### Work instruction
Return each line of the data below that contains the string "title".

### Study material
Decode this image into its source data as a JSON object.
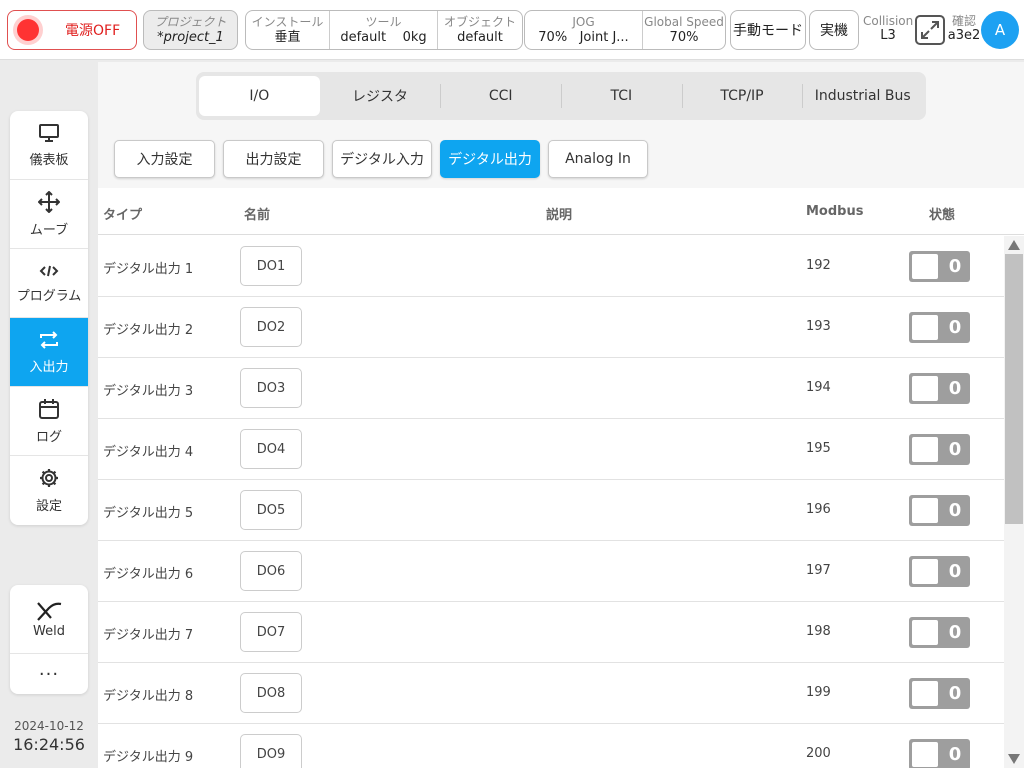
{
  "topbar": {
    "power_label": "電源OFF",
    "project": {
      "caption": "プロジェクト",
      "value": "*project_1"
    },
    "install": {
      "caption": "インストール",
      "value": "垂直"
    },
    "tool": {
      "caption": "ツール",
      "value_name": "default",
      "value_weight": "0kg"
    },
    "object": {
      "caption": "オブジェクト",
      "value": "default"
    },
    "jog": {
      "caption": "JOG",
      "value_percent": "70%",
      "value_mode": "Joint J..."
    },
    "global_speed": {
      "caption": "Global Speed",
      "value": "70%"
    },
    "manual_mode_label": "手動モード",
    "real_machine_label": "実機",
    "collision": {
      "caption": "Collision",
      "value": "L3"
    },
    "confirm": {
      "caption": "確認",
      "value": "a3e2"
    },
    "avatar_letter": "A"
  },
  "nav": {
    "items": [
      {
        "label": "儀表板",
        "icon": "monitor-icon"
      },
      {
        "label": "ムーブ",
        "icon": "move-icon"
      },
      {
        "label": "プログラム",
        "icon": "code-icon"
      },
      {
        "label": "入出力",
        "icon": "swap-icon",
        "active": true
      },
      {
        "label": "ログ",
        "icon": "calendar-icon"
      },
      {
        "label": "設定",
        "icon": "gear-icon"
      }
    ],
    "weld_label": "Weld",
    "more_label": "···"
  },
  "clock": {
    "date": "2024-10-12",
    "time": "16:24:56"
  },
  "tabs": [
    "I/O",
    "レジスタ",
    "CCI",
    "TCI",
    "TCP/IP",
    "Industrial Bus"
  ],
  "subtabs": [
    "入力設定",
    "出力設定",
    "デジタル入力",
    "デジタル出力",
    "Analog In"
  ],
  "table": {
    "headers": {
      "type": "タイプ",
      "name": "名前",
      "desc": "説明",
      "modbus": "Modbus",
      "state": "状態"
    },
    "rows": [
      {
        "type": "デジタル出力 1",
        "name": "DO1",
        "desc": "",
        "modbus": "192",
        "state": "0"
      },
      {
        "type": "デジタル出力 2",
        "name": "DO2",
        "desc": "",
        "modbus": "193",
        "state": "0"
      },
      {
        "type": "デジタル出力 3",
        "name": "DO3",
        "desc": "",
        "modbus": "194",
        "state": "0"
      },
      {
        "type": "デジタル出力 4",
        "name": "DO4",
        "desc": "",
        "modbus": "195",
        "state": "0"
      },
      {
        "type": "デジタル出力 5",
        "name": "DO5",
        "desc": "",
        "modbus": "196",
        "state": "0"
      },
      {
        "type": "デジタル出力 6",
        "name": "DO6",
        "desc": "",
        "modbus": "197",
        "state": "0"
      },
      {
        "type": "デジタル出力 7",
        "name": "DO7",
        "desc": "",
        "modbus": "198",
        "state": "0"
      },
      {
        "type": "デジタル出力 8",
        "name": "DO8",
        "desc": "",
        "modbus": "199",
        "state": "0"
      },
      {
        "type": "デジタル出力 9",
        "name": "DO9",
        "desc": "",
        "modbus": "200",
        "state": "0"
      }
    ]
  },
  "colors": {
    "accent": "#0ea5f0",
    "power_red": "#e0201f",
    "toggle_off": "#9e9e9e"
  }
}
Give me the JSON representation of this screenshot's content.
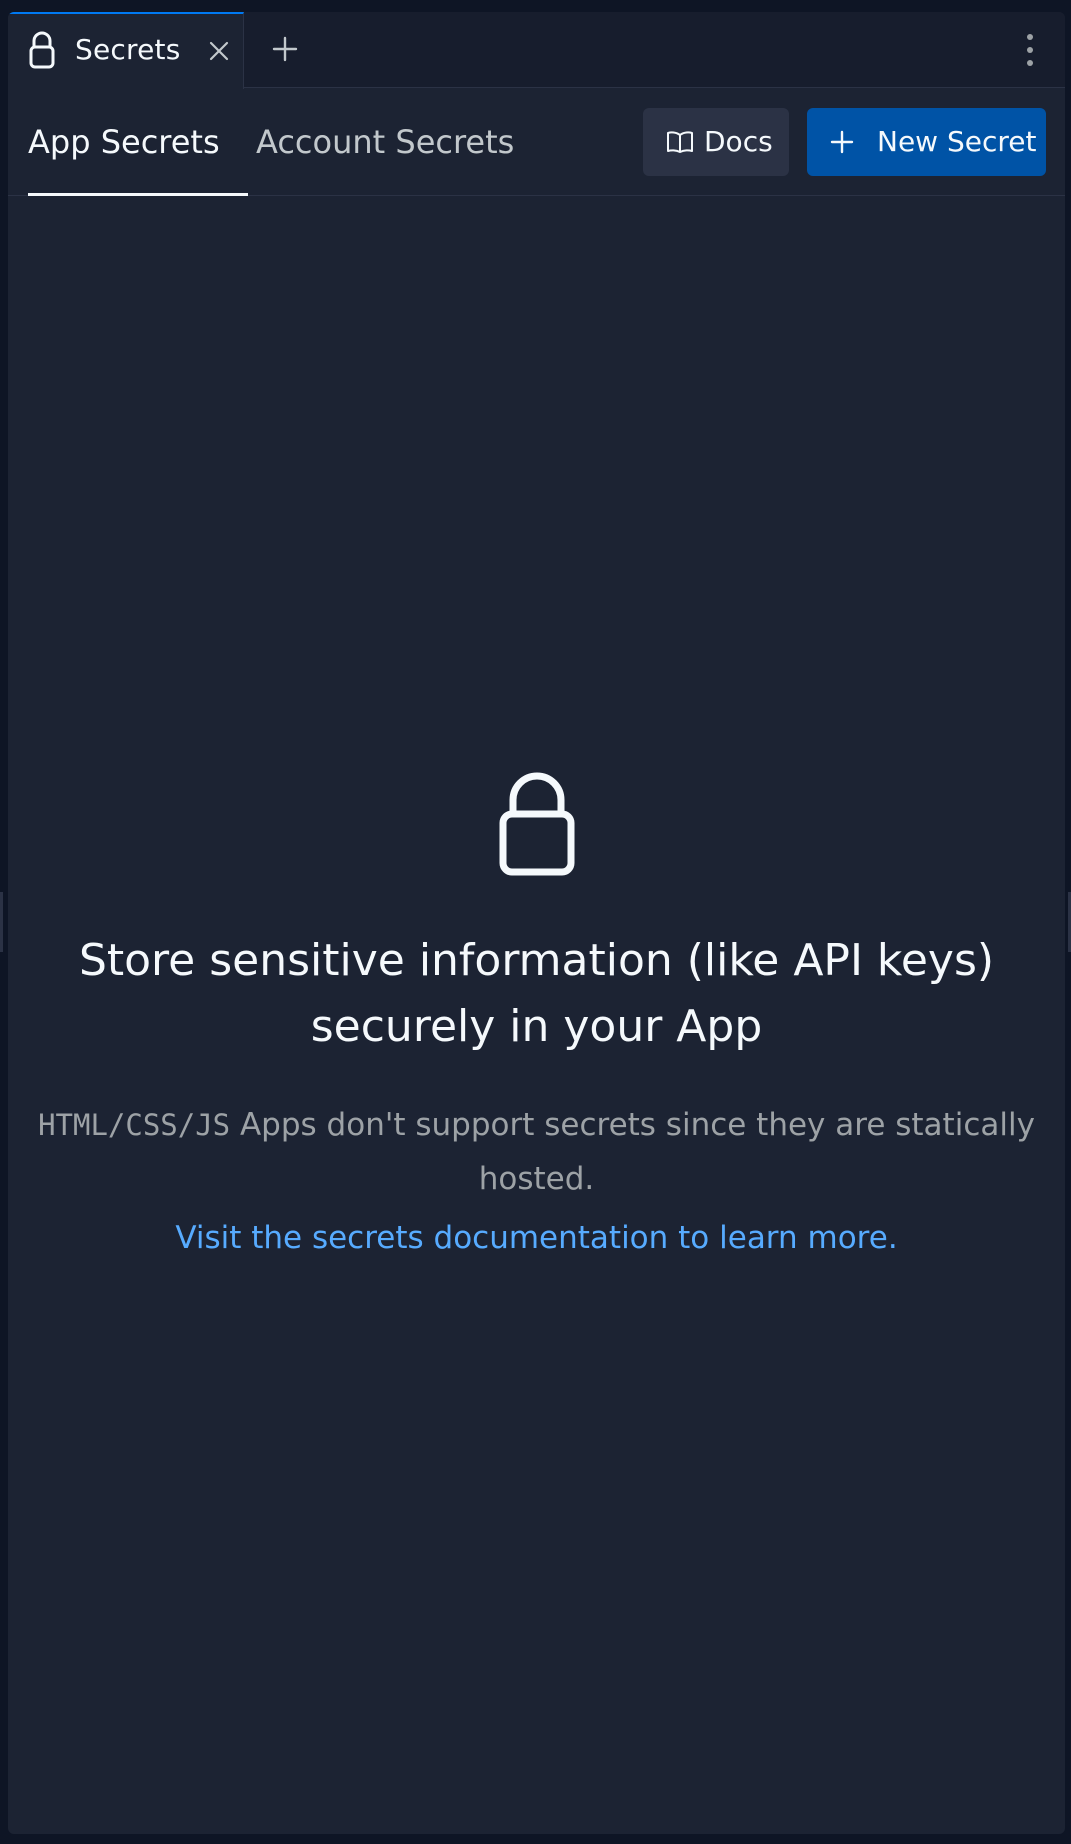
{
  "tab": {
    "title": "Secrets",
    "icon": "lock-icon",
    "close_icon": "close-icon",
    "add_icon": "plus-icon",
    "menu_icon": "more-vertical-icon"
  },
  "subtabs": [
    {
      "label": "App Secrets",
      "active": true
    },
    {
      "label": "Account Secrets",
      "active": false
    }
  ],
  "actions": {
    "docs_label": "Docs",
    "docs_icon": "book-icon",
    "new_secret_label": "New Secret",
    "new_secret_icon": "plus-icon"
  },
  "empty_state": {
    "icon": "lock-icon",
    "headline": "Store sensitive information (like API keys) securely in your App",
    "code_text": "HTML/CSS/JS",
    "description": " Apps don't support secrets since they are statically hosted.",
    "link_text": "Visit the secrets documentation to learn more."
  },
  "colors": {
    "background": "#1c2333",
    "accent": "#0079f2",
    "primary_button": "#0053a6",
    "link": "#57abff"
  }
}
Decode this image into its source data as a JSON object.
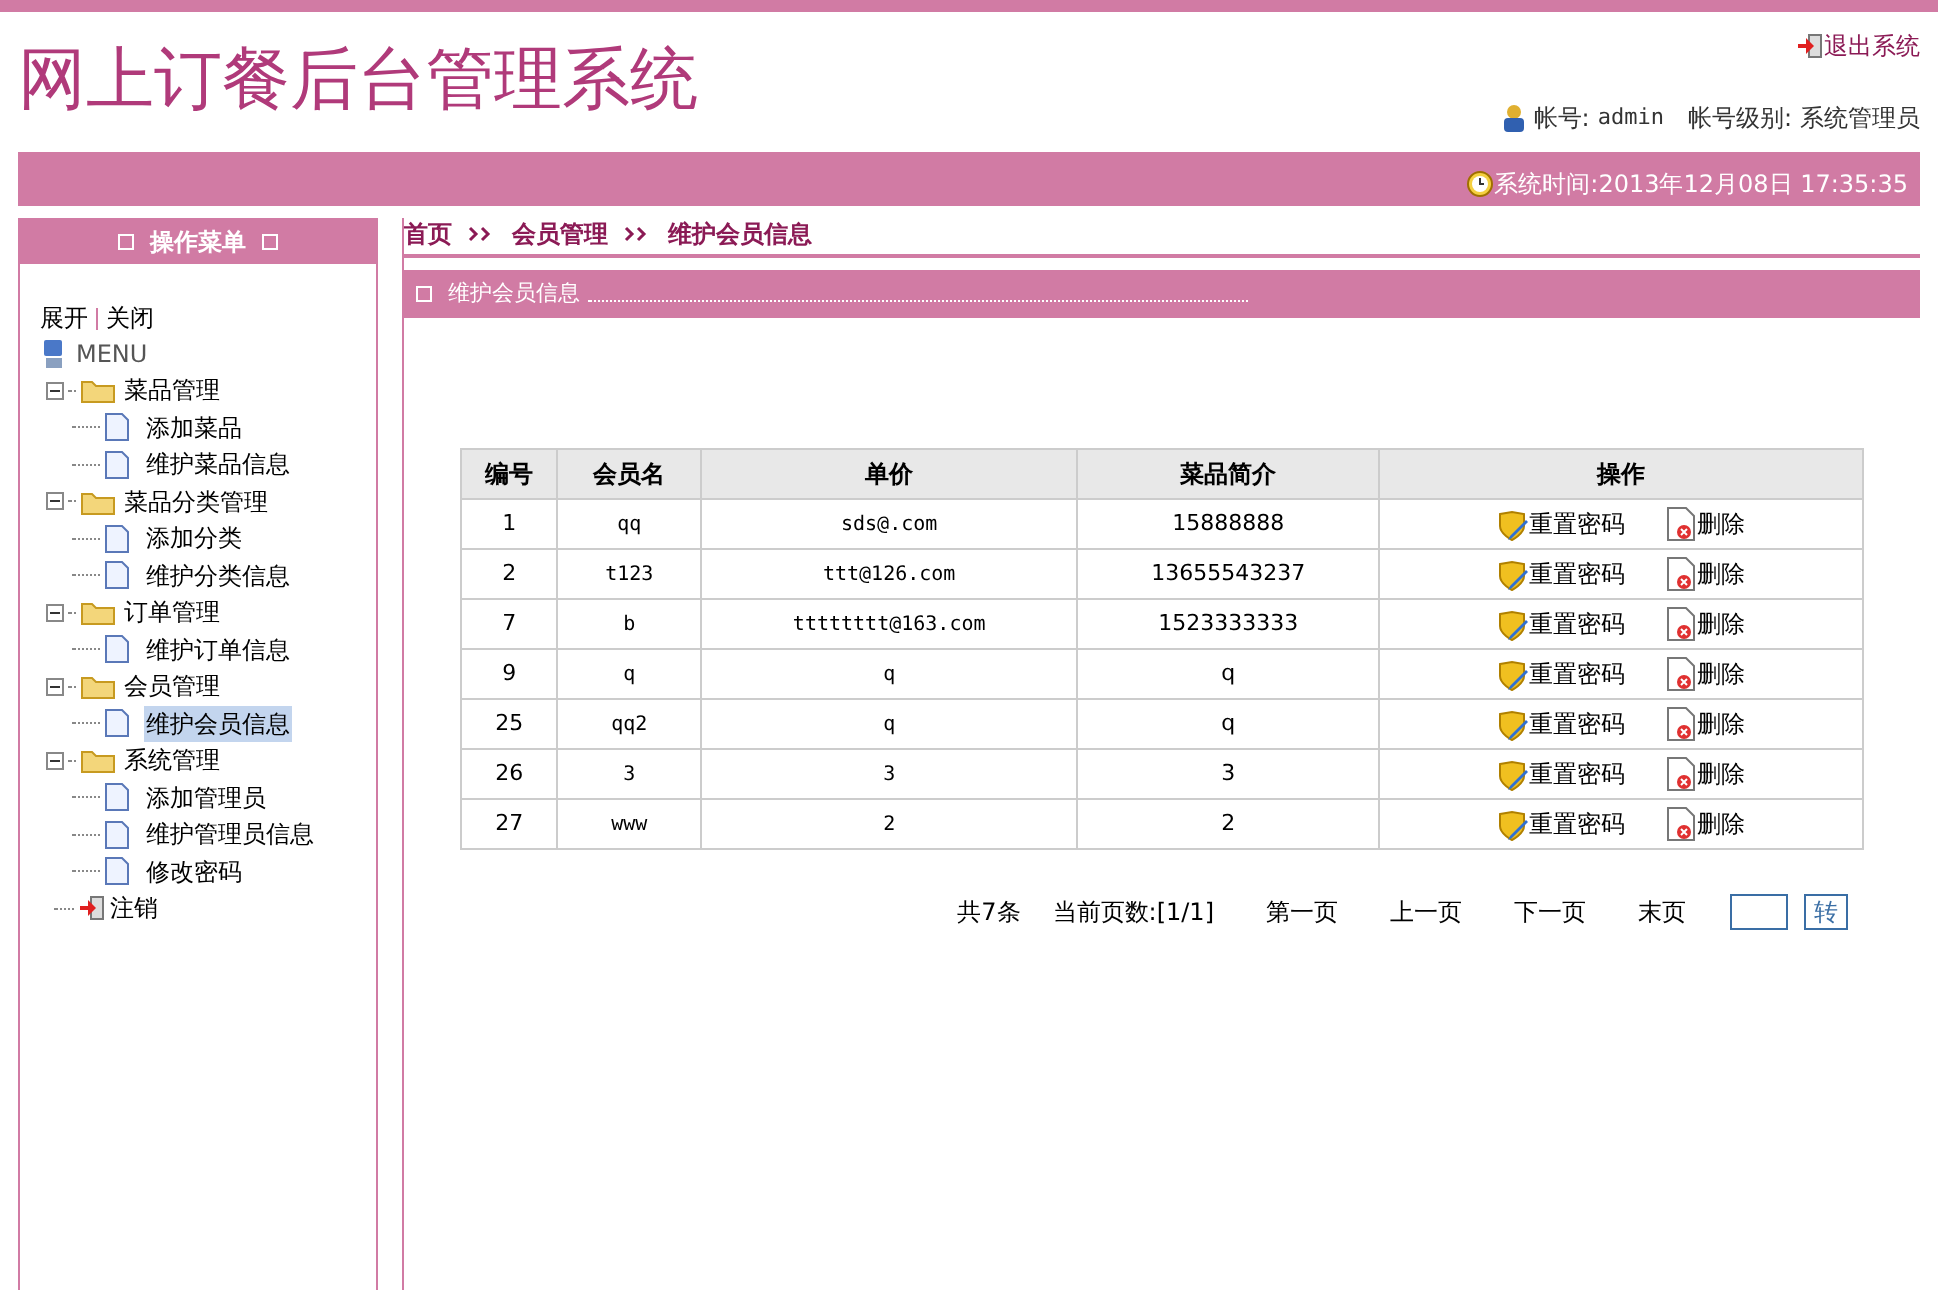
{
  "header": {
    "title": "网上订餐后台管理系统",
    "logout": "退出系统",
    "account_label": "帐号:",
    "account": "admin",
    "level_label": "帐号级别:",
    "level_value": "系统管理员",
    "time": "系统时间:2013年12月08日 17:35:35"
  },
  "sidebar": {
    "title": "操作菜单",
    "expand": "展开",
    "collapse": "关闭",
    "root": "MENU",
    "items": [
      {
        "label": "菜品管理",
        "kind": "folder",
        "expanded": true,
        "children": [
          {
            "label": "添加菜品",
            "selected": false
          },
          {
            "label": "维护菜品信息",
            "selected": false
          }
        ]
      },
      {
        "label": "菜品分类管理",
        "kind": "folder",
        "expanded": true,
        "children": [
          {
            "label": "添加分类",
            "selected": false
          },
          {
            "label": "维护分类信息",
            "selected": false
          }
        ]
      },
      {
        "label": "订单管理",
        "kind": "folder",
        "expanded": true,
        "children": [
          {
            "label": "维护订单信息",
            "selected": false
          }
        ]
      },
      {
        "label": "会员管理",
        "kind": "folder",
        "expanded": true,
        "children": [
          {
            "label": "维护会员信息",
            "selected": true
          }
        ]
      },
      {
        "label": "系统管理",
        "kind": "folder",
        "expanded": true,
        "children": [
          {
            "label": "添加管理员",
            "selected": false
          },
          {
            "label": "维护管理员信息",
            "selected": false
          },
          {
            "label": "修改密码",
            "selected": false
          }
        ]
      },
      {
        "label": "注销",
        "kind": "logout"
      }
    ]
  },
  "breadcrumb": [
    "首页",
    "会员管理",
    "维护会员信息"
  ],
  "panel": {
    "title": "维护会员信息"
  },
  "table": {
    "columns": [
      "编号",
      "会员名",
      "单价",
      "菜品简介",
      "操作"
    ],
    "rows": [
      {
        "cells": [
          "1",
          "qq",
          "sds@.com",
          "15888888"
        ],
        "actions": [
          "重置密码",
          "删除"
        ]
      },
      {
        "cells": [
          "2",
          "t123",
          "ttt@126.com",
          "13655543237"
        ],
        "actions": [
          "重置密码",
          "删除"
        ]
      },
      {
        "cells": [
          "7",
          "b",
          "tttttttt@163.com",
          "1523333333"
        ],
        "actions": [
          "重置密码",
          "删除"
        ]
      },
      {
        "cells": [
          "9",
          "q",
          "q",
          "q"
        ],
        "actions": [
          "重置密码",
          "删除"
        ]
      },
      {
        "cells": [
          "25",
          "qq2",
          "q",
          "q"
        ],
        "actions": [
          "重置密码",
          "删除"
        ]
      },
      {
        "cells": [
          "26",
          "3",
          "3",
          "3"
        ],
        "actions": [
          "重置密码",
          "删除"
        ]
      },
      {
        "cells": [
          "27",
          "www",
          "2",
          "2"
        ],
        "actions": [
          "重置密码",
          "删除"
        ]
      }
    ]
  },
  "pager": {
    "total": "共7条",
    "current": "当前页数:[1/1]",
    "first": "第一页",
    "prev": "上一页",
    "next": "下一页",
    "last": "末页",
    "go": "转"
  }
}
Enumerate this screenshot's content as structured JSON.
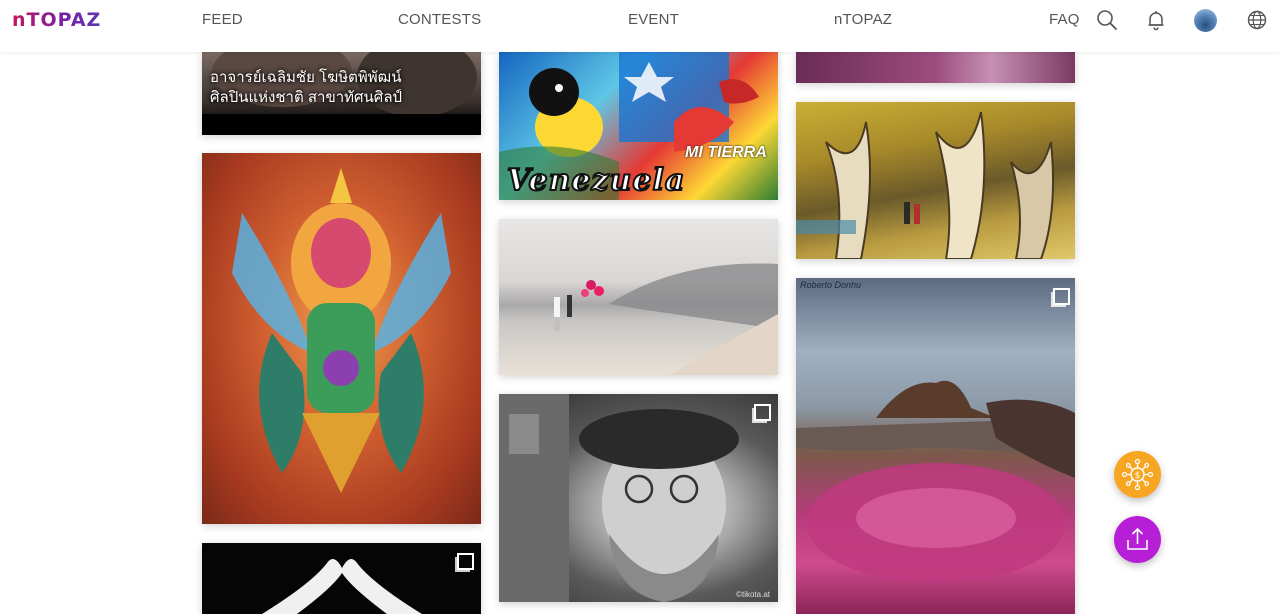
{
  "header": {
    "logo": "nTOPAZ",
    "nav": {
      "feed": "FEED",
      "contests": "CONTESTS",
      "event": "EVENT",
      "ntopaz": "nTOPAZ",
      "faq": "FAQ"
    },
    "icons": [
      "search-icon",
      "bell-icon",
      "avatar",
      "globe-icon"
    ]
  },
  "feed": {
    "card_1": {
      "caption_line_1": "อาจารย์เฉลิมชัย โฆษิตพิพัฒน์",
      "caption_line_2": "ศิลปินแห่งชาติ สาขาทัศนศิลป์"
    },
    "card_2": {
      "text_main": "Venezuela",
      "text_small": "MI TIERRA"
    },
    "card_7": {
      "signature": "Roberto Donhu"
    },
    "card_8": {
      "credit": "©tikota.at"
    }
  },
  "actions": {
    "sell_icon": "network-dollar-icon",
    "upload_icon": "upload-icon"
  },
  "colors": {
    "logo_gradient_start": "#c2185b",
    "logo_gradient_end": "#5e35b1",
    "fab_sell": "#f6a623",
    "fab_upload": "#b71fd6"
  }
}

### Result below
    "title": "Secrets",
    "title": "网上订餐后台管理系统",
    "title": "操作菜单",
    "title": "维护会员信息"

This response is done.